Houlton area From our Files – Week of February 1, 2023

1 year ago

75 Years Ago – Jan. 29, 1948

Houlton girl wins spelling bee contest – One of Houlton’s entrants, Miss Byrna Mae Porter, high school sophomore, won top honors in the upper division of the Spelling Bee sponsored by the Houlton Pioneer Times and four other newspapers in Aroostook County, at the Caribou Winter Carnival Saturday.

Miss Porter is the daughter of Mr. and Mrs. O. B. Porter who is an honor student enrolled in the college course. Miss Porter will receive as a reward for her remarkable achievement of topping a field of 20 contestants, most of them from higher school classes, a handsomely engraved Winged Victory trophy suitably engraved. The presentation will be made with the compliments of the Houlton Pioneer Times as soon as the trophy is received.

Honorably discharged – Theodore Sherman, son of Mr. and Mrs. Maynard Sherman, has received an honorable discharge from the Navy after serving 22 months. He has returned home after having a trip to California with friends and will resume his studies at the University of Maine where he was a student before entering the Navy. 

50 Years Ago – Jan. 31, 1973

Roach retires after 45 years in banking – George E. Roach, executive vice president and senior trust officer for the First National Bank of Aroostook, was honored at a retirement party last Tuesday night at the Northland Hotel. Mr. Roach, who had been associated with the bank for nearly 45 years, was the guest of the officers and directors at the dinner party. His brother, Asa H. Roach, served as master of ceremonies for the evening, and a gift was presented to the honored guest  by James M. Pierce, chairman of the board of the FIrst National Bank. Mr. Roach is a native of Merrill and a graduate of Ricker Classical Institute and Colby College where he received his BS degree in 1926. He joined the First National Bank of Houlton on March 15, 1928 as a bookkeeper. 

Honor students announced at Island Falls – Henry Joy, principal, announces the Island Falls Senior and Junior High School honor rolls for the second quarter of the year as follows: Highest honors for sophomores to Sharon Robinson, high honors for seniors were Patricia Chambers, Craig Clukey, Kim Dunphy and Stephen Hartin. High honors for Juniors were Kathy Edwards and David York, sophomores were Onil Beaulieu, Deena Clukey, Jeff Sewell and Carl Smith. High honors for freshmen was Beth Savage, and for Grade 8 were Kevin Prescott, Linda McLellan, Stan Hartin and Joey Clukey, Sophomore honors went to Victoria Perrin. 

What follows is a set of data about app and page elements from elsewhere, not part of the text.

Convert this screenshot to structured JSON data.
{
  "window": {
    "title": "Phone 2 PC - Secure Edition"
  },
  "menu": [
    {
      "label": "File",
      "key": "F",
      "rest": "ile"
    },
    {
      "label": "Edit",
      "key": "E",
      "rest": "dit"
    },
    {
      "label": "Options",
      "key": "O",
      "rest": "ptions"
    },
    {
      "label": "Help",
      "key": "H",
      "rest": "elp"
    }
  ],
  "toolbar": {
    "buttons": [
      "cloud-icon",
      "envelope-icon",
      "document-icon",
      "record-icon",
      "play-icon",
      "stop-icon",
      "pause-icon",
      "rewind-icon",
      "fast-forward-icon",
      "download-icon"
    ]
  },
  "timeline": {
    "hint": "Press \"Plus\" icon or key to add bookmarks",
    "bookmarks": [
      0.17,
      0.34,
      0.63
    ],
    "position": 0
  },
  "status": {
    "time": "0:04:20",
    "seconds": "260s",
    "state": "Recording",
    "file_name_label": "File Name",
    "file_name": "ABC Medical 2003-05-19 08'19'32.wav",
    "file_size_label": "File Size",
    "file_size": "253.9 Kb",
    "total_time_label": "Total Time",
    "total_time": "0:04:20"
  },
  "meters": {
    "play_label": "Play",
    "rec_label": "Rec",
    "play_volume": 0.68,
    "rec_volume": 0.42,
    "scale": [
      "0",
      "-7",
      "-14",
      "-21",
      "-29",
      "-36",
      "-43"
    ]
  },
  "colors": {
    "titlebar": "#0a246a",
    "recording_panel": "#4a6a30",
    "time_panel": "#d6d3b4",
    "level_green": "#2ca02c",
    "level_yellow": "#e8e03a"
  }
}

25 Years ago – Feb. 11, 1998

Area basketball teams prepare for tourney –  The Hodgdon Lady Hawks didn’t finish their season strong and dropped to the number seven seed in the Class C high school girl’s basketball heal point standings.  Starting the season as underdogs in Class C, the Lady Hawks fought their way through the ranks, gaining respect from the other teams that they needed during the regular season. Katahdin Lady Cougars Coach Dick Barstow is pleasantly surprised with where his team finished in the Class C Eastern Maine schoolgirl basketball standings. The Katahdin Cougars enter the quarter final round of the Eastern Maine Class C Tournament in what the coaching staff feels is a comfortable position for the team, which holds a 12-6 record of the season. The Houlton Shiretowners  season has been anything but a let down. The Shiers finished the season strong picking up six straight wins over strong opponents, such as Schenck, Fort Fairfield, Caribou, Fort Kent and Madawaska. The Southern Aroostook Warriors will play the Central Aroostook Panthers in the quarter finals. The two teams are familiar with each other, as they played twice this year, with each team winning on the other team’s home court. The Southern Aroostook Lady Warriors are no strangers to the postseason. They are the defending Eastern Maine Champions in Class D. 

Heavy snow causes oil spill – This winter’s heavy snow has damaged its share of roofs, but it has also created another problem that many people are not aware of….oil spills. “We’ve had more than 88 inches of snow here in Aroostook County, which has resulted in a 40- inch snowpack,” said Carl Allen, oil and hazardous material specialist with the Maine Department of Environmental Protection. “The weight of this much snow is heavy enough to cause piping and oil filters to separate from the tanks, releasing contents.” According to Allen, 11 oil spills have occurred in the County since January 19, all due to the weight of the snow.